Start of Block

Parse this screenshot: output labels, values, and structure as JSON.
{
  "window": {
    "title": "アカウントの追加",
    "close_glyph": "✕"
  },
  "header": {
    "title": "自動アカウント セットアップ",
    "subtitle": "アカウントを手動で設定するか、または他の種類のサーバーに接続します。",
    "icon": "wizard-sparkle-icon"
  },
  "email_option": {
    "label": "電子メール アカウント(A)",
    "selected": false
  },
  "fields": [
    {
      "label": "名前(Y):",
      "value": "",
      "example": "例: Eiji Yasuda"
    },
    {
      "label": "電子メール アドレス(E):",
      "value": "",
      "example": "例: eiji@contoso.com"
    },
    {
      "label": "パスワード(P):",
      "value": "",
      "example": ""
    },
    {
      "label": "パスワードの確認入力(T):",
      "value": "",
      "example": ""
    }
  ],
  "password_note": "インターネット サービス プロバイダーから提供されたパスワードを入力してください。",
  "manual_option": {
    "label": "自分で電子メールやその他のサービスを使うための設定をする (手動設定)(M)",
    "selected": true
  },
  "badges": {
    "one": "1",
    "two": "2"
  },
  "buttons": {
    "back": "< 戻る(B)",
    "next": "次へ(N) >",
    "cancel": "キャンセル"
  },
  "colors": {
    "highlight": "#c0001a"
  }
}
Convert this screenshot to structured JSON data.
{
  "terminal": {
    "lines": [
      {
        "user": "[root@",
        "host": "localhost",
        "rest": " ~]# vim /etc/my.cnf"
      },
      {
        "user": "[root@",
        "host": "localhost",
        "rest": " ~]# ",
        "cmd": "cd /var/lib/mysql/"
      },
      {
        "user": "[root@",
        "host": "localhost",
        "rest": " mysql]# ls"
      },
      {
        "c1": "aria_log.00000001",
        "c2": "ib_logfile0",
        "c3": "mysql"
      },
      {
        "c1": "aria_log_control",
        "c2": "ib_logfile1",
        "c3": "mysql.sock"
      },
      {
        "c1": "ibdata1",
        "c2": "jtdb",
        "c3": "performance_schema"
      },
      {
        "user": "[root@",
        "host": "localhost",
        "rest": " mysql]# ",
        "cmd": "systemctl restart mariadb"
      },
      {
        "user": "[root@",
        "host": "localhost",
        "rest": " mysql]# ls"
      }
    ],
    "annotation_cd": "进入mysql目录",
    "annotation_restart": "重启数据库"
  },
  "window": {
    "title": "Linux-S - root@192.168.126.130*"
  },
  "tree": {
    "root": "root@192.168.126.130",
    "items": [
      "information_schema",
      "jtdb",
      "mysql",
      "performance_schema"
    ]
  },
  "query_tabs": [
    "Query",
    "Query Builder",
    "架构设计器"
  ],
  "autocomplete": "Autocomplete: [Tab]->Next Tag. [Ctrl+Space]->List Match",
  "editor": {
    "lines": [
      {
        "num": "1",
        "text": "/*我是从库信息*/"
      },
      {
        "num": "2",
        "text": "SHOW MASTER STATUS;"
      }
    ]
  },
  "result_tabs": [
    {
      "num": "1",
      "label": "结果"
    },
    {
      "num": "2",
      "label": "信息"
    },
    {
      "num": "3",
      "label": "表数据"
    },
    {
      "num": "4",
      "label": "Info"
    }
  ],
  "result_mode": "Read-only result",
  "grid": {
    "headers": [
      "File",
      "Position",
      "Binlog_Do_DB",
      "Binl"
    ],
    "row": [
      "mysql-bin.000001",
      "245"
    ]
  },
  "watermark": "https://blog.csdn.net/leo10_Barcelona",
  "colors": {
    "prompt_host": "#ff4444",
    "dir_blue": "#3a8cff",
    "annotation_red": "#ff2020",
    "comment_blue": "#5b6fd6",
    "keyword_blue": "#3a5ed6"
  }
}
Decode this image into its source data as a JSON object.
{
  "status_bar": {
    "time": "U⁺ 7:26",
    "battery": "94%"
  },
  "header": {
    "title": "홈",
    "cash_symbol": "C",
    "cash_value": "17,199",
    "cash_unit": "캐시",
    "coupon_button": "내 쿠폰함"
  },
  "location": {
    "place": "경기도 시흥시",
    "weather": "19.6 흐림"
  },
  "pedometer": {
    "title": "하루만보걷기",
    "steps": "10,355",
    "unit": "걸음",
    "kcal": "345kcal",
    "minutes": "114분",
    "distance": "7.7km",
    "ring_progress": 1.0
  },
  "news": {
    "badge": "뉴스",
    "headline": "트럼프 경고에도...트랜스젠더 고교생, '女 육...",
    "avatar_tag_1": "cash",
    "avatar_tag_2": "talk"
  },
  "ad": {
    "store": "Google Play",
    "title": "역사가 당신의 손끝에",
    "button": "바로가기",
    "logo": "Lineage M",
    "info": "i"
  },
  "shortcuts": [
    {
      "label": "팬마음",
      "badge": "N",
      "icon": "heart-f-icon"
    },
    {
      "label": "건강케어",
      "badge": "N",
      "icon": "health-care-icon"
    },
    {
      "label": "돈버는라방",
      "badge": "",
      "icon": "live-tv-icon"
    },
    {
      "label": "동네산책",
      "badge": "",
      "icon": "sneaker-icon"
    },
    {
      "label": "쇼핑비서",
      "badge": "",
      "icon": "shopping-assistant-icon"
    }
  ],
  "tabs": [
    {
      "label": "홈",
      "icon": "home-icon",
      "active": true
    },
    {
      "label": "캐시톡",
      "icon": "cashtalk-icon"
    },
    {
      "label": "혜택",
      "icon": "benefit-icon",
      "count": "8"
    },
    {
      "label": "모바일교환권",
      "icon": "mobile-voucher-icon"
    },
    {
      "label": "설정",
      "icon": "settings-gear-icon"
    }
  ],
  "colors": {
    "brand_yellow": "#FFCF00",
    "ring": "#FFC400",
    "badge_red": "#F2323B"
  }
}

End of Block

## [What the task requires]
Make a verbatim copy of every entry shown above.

## [Response area]
Parse this screenshot: output labels, values, and structure as JSON.
{
  "window": {
    "title": "アカウントの追加",
    "close_glyph": "✕"
  },
  "header": {
    "title": "自動アカウント セットアップ",
    "subtitle": "アカウントを手動で設定するか、または他の種類のサーバーに接続します。",
    "icon": "wizard-sparkle-icon"
  },
  "email_option": {
    "label": "電子メール アカウント(A)",
    "selected": false
  },
  "fields": [
    {
      "label": "名前(Y):",
      "value": "",
      "example": "例: Eiji Yasuda"
    },
    {
      "label": "電子メール アドレス(E):",
      "value": "",
      "example": "例: eiji@contoso.com"
    },
    {
      "label": "パスワード(P):",
      "value": "",
      "example": ""
    },
    {
      "label": "パスワードの確認入力(T):",
      "value": "",
      "example": ""
    }
  ],
  "password_note": "インターネット サービス プロバイダーから提供されたパスワードを入力してください。",
  "manual_option": {
    "label": "自分で電子メールやその他のサービスを使うための設定をする (手動設定)(M)",
    "selected": true
  },
  "badges": {
    "one": "1",
    "two": "2"
  },
  "buttons": {
    "back": "< 戻る(B)",
    "next": "次へ(N) >",
    "cancel": "キャンセル"
  },
  "colors": {
    "highlight": "#c0001a"
  }
}
Convert this screenshot to structured JSON data.
{
  "terminal": {
    "lines": [
      {
        "user": "[root@",
        "host": "localhost",
        "rest": " ~]# vim /etc/my.cnf"
      },
      {
        "user": "[root@",
        "host": "localhost",
        "rest": " ~]# ",
        "cmd": "cd /var/lib/mysql/"
      },
      {
        "user": "[root@",
        "host": "localhost",
        "rest": " mysql]# ls"
      },
      {
        "c1": "aria_log.00000001",
        "c2": "ib_logfile0",
        "c3": "mysql"
      },
      {
        "c1": "aria_log_control",
        "c2": "ib_logfile1",
        "c3": "mysql.sock"
      },
      {
        "c1": "ibdata1",
        "c2": "jtdb",
        "c3": "performance_schema"
      },
      {
        "user": "[root@",
        "host": "localhost",
        "rest": " mysql]# ",
        "cmd": "systemctl restart mariadb"
      },
      {
        "user": "[root@",
        "host": "localhost",
        "rest": " mysql]# ls"
      }
    ],
    "annotation_cd": "进入mysql目录",
    "annotation_restart": "重启数据库"
  },
  "window": {
    "title": "Linux-S - root@192.168.126.130*"
  },
  "tree": {
    "root": "root@192.168.126.130",
    "items": [
      "information_schema",
      "jtdb",
      "mysql",
      "performance_schema"
    ]
  },
  "query_tabs": [
    "Query",
    "Query Builder",
    "架构设计器"
  ],
  "autocomplete": "Autocomplete: [Tab]->Next Tag. [Ctrl+Space]->List Match",
  "editor": {
    "lines": [
      {
        "num": "1",
        "text": "/*我是从库信息*/"
      },
      {
        "num": "2",
        "text": "SHOW MASTER STATUS;"
      }
    ]
  },
  "result_tabs": [
    {
      "num": "1",
      "label": "结果"
    },
    {
      "num": "2",
      "label": "信息"
    },
    {
      "num": "3",
      "label": "表数据"
    },
    {
      "num": "4",
      "label": "Info"
    }
  ],
  "result_mode": "Read-only result",
  "grid": {
    "headers": [
      "File",
      "Position",
      "Binlog_Do_DB",
      "Binl"
    ],
    "row": [
      "mysql-bin.000001",
      "245"
    ]
  },
  "watermark": "https://blog.csdn.net/leo10_Barcelona",
  "colors": {
    "prompt_host": "#ff4444",
    "dir_blue": "#3a8cff",
    "annotation_red": "#ff2020",
    "comment_blue": "#5b6fd6",
    "keyword_blue": "#3a5ed6"
  }
}
Decode this image into its source data as a JSON object.
{
  "status_bar": {
    "time": "U⁺ 7:26",
    "battery": "94%"
  },
  "header": {
    "title": "홈",
    "cash_symbol": "C",
    "cash_value": "17,199",
    "cash_unit": "캐시",
    "coupon_button": "내 쿠폰함"
  },
  "location": {
    "place": "경기도 시흥시",
    "weather": "19.6 흐림"
  },
  "pedometer": {
    "title": "하루만보걷기",
    "steps": "10,355",
    "unit": "걸음",
    "kcal": "345kcal",
    "minutes": "114분",
    "distance": "7.7km",
    "ring_progress": 1.0
  },
  "news": {
    "badge": "뉴스",
    "headline": "트럼프 경고에도...트랜스젠더 고교생, '女 육...",
    "avatar_tag_1": "cash",
    "avatar_tag_2": "talk"
  },
  "ad": {
    "store": "Google Play",
    "title": "역사가 당신의 손끝에",
    "button": "바로가기",
    "logo": "Lineage M",
    "info": "i"
  },
  "shortcuts": [
    {
      "label": "팬마음",
      "badge": "N",
      "icon": "heart-f-icon"
    },
    {
      "label": "건강케어",
      "badge": "N",
      "icon": "health-care-icon"
    },
    {
      "label": "돈버는라방",
      "badge": "",
      "icon": "live-tv-icon"
    },
    {
      "label": "동네산책",
      "badge": "",
      "icon": "sneaker-icon"
    },
    {
      "label": "쇼핑비서",
      "badge": "",
      "icon": "shopping-assistant-icon"
    }
  ],
  "tabs": [
    {
      "label": "홈",
      "icon": "home-icon",
      "active": true
    },
    {
      "label": "캐시톡",
      "icon": "cashtalk-icon"
    },
    {
      "label": "혜택",
      "icon": "benefit-icon",
      "count": "8"
    },
    {
      "label": "모바일교환권",
      "icon": "mobile-voucher-icon"
    },
    {
      "label": "설정",
      "icon": "settings-gear-icon"
    }
  ],
  "colors": {
    "brand_yellow": "#FFCF00",
    "ring": "#FFC400",
    "badge_red": "#F2323B"
  }
}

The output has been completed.